It was actor Harrison Ford's good fortune as well as others on the ground that a golf course was near the airport at which he was attempting to return when he crash-landed his World War II training aircraft on Thursday.
Ford, who was hospitalized after suffering injuries that were not life-threatening, brought his plane down on Penmar Golf Course in Venice, catercorner from the end of the Santa Monica Municipal Airport runway from which he had taken off only moments earlier.
"Looking at where he crashed and how the plane went down, I'm sure there was a moment where he said, I'm not going to risk lives, whatever happens, happens. It's going to be just me,'" Eddie Aguglia, who was playing a round of golf at the time, told NBC News.
"He risked life and limb by putting it down on the golf course instead of trying to go further to try to get back to the airport. Another 25 to 30 yards and…I don't want to think about it. He saved several lives."
Golf courses are often used as emergency landing strips, given their often wide and relatively flat fairways.

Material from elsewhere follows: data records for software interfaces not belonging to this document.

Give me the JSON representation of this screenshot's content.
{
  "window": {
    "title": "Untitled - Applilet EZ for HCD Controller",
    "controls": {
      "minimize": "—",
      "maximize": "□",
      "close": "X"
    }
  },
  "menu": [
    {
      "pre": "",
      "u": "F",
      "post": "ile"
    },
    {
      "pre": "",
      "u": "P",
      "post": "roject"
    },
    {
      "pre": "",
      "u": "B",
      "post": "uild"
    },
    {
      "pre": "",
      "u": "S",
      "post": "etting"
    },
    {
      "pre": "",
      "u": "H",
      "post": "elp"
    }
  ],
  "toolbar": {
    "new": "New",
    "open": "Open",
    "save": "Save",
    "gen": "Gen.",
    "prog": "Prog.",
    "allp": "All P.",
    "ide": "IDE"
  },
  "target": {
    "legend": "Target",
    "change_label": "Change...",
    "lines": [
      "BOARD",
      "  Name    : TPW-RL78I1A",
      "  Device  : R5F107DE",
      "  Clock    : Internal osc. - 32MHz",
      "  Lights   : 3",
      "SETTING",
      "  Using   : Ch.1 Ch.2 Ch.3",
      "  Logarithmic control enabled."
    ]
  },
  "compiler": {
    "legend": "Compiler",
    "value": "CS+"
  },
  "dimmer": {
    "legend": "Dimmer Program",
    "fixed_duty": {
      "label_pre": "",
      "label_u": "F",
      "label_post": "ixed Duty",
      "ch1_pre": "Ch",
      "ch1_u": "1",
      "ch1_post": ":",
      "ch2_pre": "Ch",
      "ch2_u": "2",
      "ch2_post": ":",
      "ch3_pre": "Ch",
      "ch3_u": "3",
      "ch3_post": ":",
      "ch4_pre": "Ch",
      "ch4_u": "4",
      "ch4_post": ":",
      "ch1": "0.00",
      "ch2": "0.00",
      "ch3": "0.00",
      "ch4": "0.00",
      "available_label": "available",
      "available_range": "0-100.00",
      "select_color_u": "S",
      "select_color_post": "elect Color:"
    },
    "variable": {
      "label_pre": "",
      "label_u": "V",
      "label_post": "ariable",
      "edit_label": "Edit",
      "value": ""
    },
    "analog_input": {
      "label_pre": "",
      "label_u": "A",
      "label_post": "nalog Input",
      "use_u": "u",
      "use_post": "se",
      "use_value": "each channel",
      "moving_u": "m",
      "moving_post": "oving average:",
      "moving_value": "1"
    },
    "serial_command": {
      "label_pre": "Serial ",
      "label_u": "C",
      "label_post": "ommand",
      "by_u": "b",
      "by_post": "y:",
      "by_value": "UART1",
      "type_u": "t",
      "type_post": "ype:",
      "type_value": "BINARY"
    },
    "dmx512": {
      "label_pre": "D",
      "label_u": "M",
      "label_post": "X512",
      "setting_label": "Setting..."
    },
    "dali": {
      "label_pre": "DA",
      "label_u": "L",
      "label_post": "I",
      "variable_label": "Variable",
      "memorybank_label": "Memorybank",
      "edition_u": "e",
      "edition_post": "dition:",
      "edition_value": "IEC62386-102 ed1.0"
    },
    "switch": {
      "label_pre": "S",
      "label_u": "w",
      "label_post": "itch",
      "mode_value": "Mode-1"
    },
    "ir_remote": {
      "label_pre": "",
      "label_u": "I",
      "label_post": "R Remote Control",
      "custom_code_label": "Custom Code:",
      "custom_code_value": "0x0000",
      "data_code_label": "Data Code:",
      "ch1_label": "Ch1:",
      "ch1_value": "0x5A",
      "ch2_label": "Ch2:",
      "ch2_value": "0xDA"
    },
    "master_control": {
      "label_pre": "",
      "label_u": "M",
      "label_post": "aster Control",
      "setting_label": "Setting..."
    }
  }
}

Last month, one plane made an emergency landing at Skywest Golf Course in Hayward, Calif., and another crash-landed at Valley View Golf Course in Layton, Utah. During World War II, the War Department viewed golf courses near coastlines as potential emergency landing strips.
Airplane manufacturer and movie producer Howard Hughes was test-piloting an experimental Army photographic plane when it experienced trouble and was attempting to land it on Los Angeles Country club, when he came up about 100 yards short, according to the Los Angeles Times.
Penmar is a short (2,582 yards) nine-hole course owned by the city of Los Angeles. It opened in 1962.